Dear Tacoma

Dear Tacoma,

Our city is crammed full of heaven. We are filled with more beauty and goodness than we know what to do with. Our cup runneth over.
Our cup runneth over on the Eastside, West End, North End, South Tacoma, Hilltop, Browns Point, Downtown, Old Town, Point Ruston, even on the Tide Flats.
There is nowhere we can flee God’s presence, not in Lakewood, or Parkland, or Fircrest, or University Place. The promise of the Incarnation is that we cannot not be in the presence of God. The whole world is a burning bush ablaze with God’s glory, and Tacoma is a cathedral full of grace, if we can only see it.
The birth of Christ reveals that God is Emmanuel—God with us. God is with us in all things, in all ways, always.
Yes, God is in all things, especially the things we want to dismiss, deny, suppress, or forget. The last place we look is the first place God shows up. Shockingly, God comes to us in the shape of our own lives, especially amidst the wreckage. In Christ, our wounds become wombs of new creation bearing seeds of new life.
This means that the hope of our city is not “out there” in Seattle, Portland, New York or San Francisco. It is “in here” among us, with us, within us, eager to be born. And like all good gifts from above, it is born from below. Yes, Word made flesh is love with skin. And love always seeks embodiment. It insists on the warmth and vulnerability of flesh that one day yields the terrible beauty of the cross.
Emmanuel is eager to be born, yet again in what Mother Teresa called the “distressing disguise of the other.” So, join the celebration and pray as we await the coming of our savior, Jesus the Christ.
The following reflections are written by Tacoma pastors who have met weekly for more than six years to practice preaching peace. They take the stained glass off the text and help us see good news from below. They are designed to be read, discussed and applied in community—as families, and in small groups, trusting that the Spirit reveals herself in and through relationship.

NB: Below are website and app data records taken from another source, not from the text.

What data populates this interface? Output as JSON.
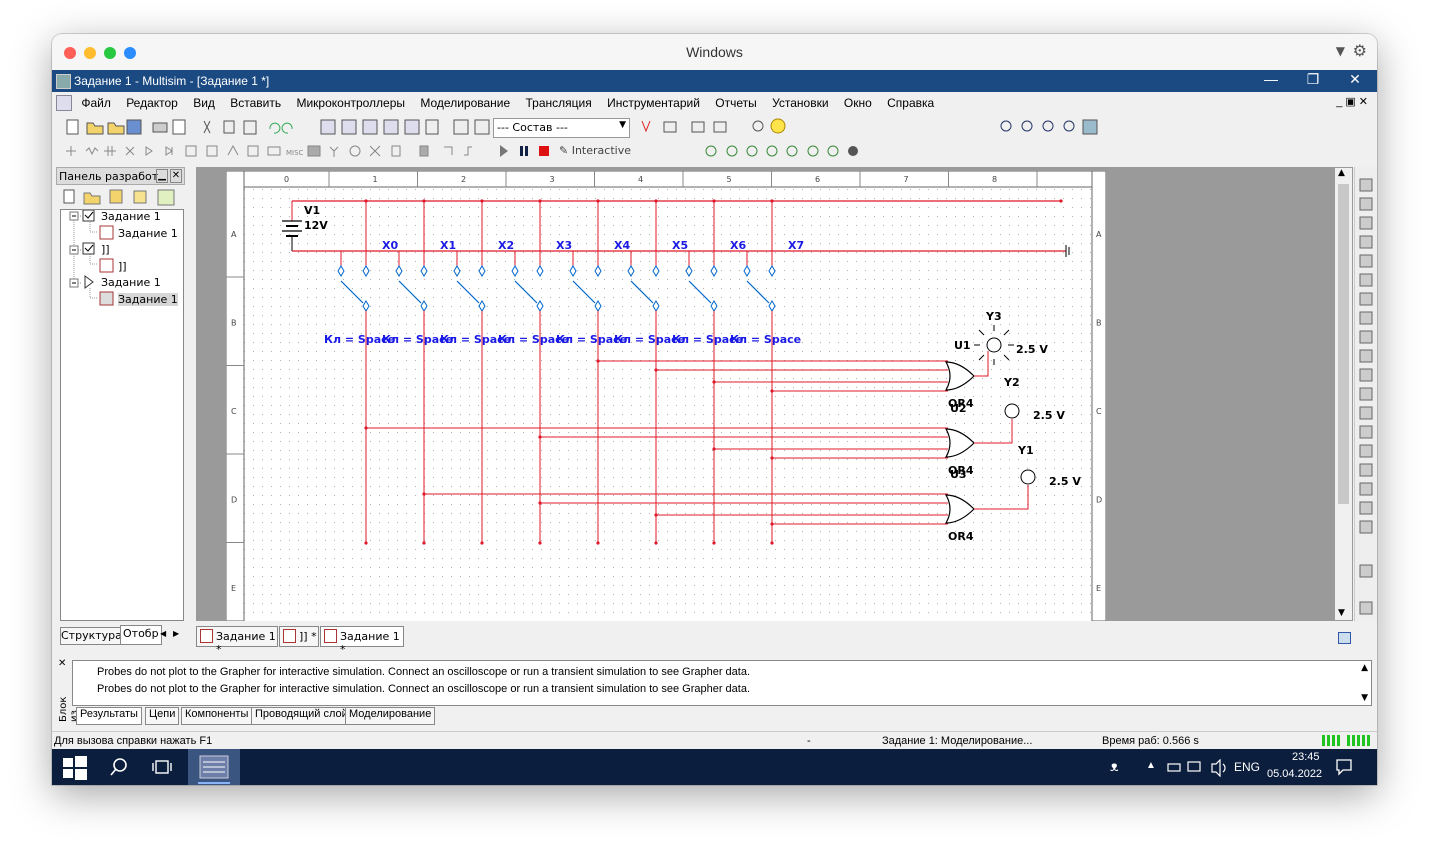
{
  "mac": {
    "title": "Windows"
  },
  "window": {
    "title": "Задание 1 - Multisim - [Задание 1 *]",
    "min": "—",
    "restore": "❐",
    "close": "✕"
  },
  "menu": [
    "Файл",
    "Редактор",
    "Вид",
    "Вставить",
    "Микроконтроллеры",
    "Моделирование",
    "Трансляция",
    "Инструментарий",
    "Отчеты",
    "Установки",
    "Окно",
    "Справка"
  ],
  "toolbar": {
    "combo_value": "--- Состав ---",
    "interactive_label": "Interactive"
  },
  "panel": {
    "title": "Панель разработки",
    "tree": [
      "Задание 1",
      "Задание 1",
      "]]",
      "]]",
      "Задание 1",
      "Задание 1"
    ],
    "tab_structure": "Структура",
    "tab_display": "Отобр"
  },
  "schematic": {
    "ruler_top": [
      "0",
      "1",
      "2",
      "3",
      "4",
      "5",
      "6",
      "7",
      "8"
    ],
    "ruler_left": [
      "A",
      "B",
      "C",
      "D",
      "E"
    ],
    "battery_name": "V1",
    "battery_voltage": "12V",
    "switch_labels": [
      "X0",
      "X1",
      "X2",
      "X3",
      "X4",
      "X5",
      "X6",
      "X7"
    ],
    "key_labels": [
      "Кл = Space",
      "Кл = Space",
      "Кл = Space",
      "Кл = Space",
      "Кл = Space",
      "Кл = Space",
      "Кл = Space",
      "Кл = Space"
    ],
    "gates": [
      {
        "ref": "U1",
        "type": "OR4",
        "out": "Y2"
      },
      {
        "ref": "U2",
        "type": "OR4",
        "out": "Y1"
      },
      {
        "ref": "U3",
        "type": "OR4",
        "out": ""
      }
    ],
    "probes": [
      {
        "name": "Y3",
        "voltage": "2.5 V",
        "lit": true
      },
      {
        "name": "",
        "voltage": "2.5 V",
        "lit": false
      },
      {
        "name": "",
        "voltage": "2.5 V",
        "lit": false
      }
    ]
  },
  "doc_tabs": [
    "Задание 1 *",
    "]] *",
    "Задание 1 *"
  ],
  "output": {
    "side_label": "Блок из",
    "lines": [
      "Probes do not plot to the Grapher for interactive simulation. Connect an oscilloscope or run a transient simulation to see Grapher data.",
      "Probes do not plot to the Grapher for interactive simulation. Connect an oscilloscope or run a transient simulation to see Grapher data."
    ],
    "tabs": [
      "Результаты",
      "Цепи",
      "Компоненты",
      "Проводящий слой",
      "Моделирование"
    ]
  },
  "status": {
    "help": "Для вызова справки нажать F1",
    "dash": "-",
    "sim": "Задание 1: Моделирование...",
    "time": "Время раб: 0.566 s"
  },
  "taskbar": {
    "lang": "ENG",
    "time": "23:45",
    "date": "05.04.2022"
  },
  "colors": {
    "wire": "#e0182a",
    "label_blue": "#1a1ae6",
    "titlebar": "#1b4a82",
    "taskbar": "#0c1e3d"
  }
}
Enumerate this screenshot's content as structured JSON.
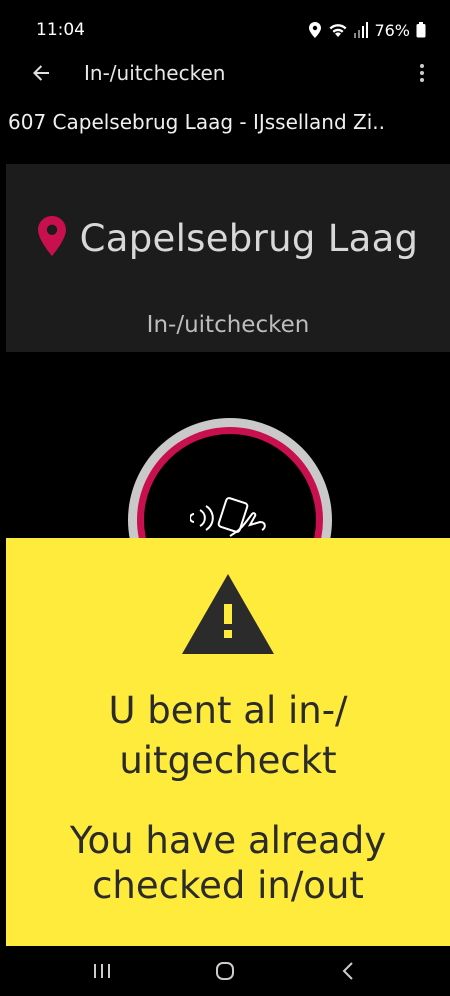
{
  "status_bar": {
    "time": "11:04",
    "battery": "76%"
  },
  "app_bar": {
    "title": "In-/uitchecken"
  },
  "route": {
    "text": "607 Capelsebrug Laag - IJsselland Zi.."
  },
  "station": {
    "name": "Capelsebrug Laag",
    "mode": "In-/uitchecken"
  },
  "warning": {
    "line_nl_1": "U bent al in-/",
    "line_nl_2": "uitgecheckt",
    "line_en_1": "You have already",
    "line_en_2": "checked in/out"
  },
  "icons": {
    "location": "location-icon",
    "wifi": "wifi-icon",
    "signal": "signal-icon",
    "battery": "battery-icon",
    "back": "arrow-back-icon",
    "menu": "more-vert-icon",
    "pin": "map-pin-icon",
    "nfc": "nfc-tap-icon",
    "warning": "warning-triangle-icon"
  },
  "colors": {
    "accent": "#c8104f",
    "warning_bg": "#ffeb3b",
    "panel": "#1c1c1c"
  }
}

Finally, these reflections help us accept our vocation as midwives to the holy, giving birth to a city of peace for all people.
O Come, O Come Emmanuel.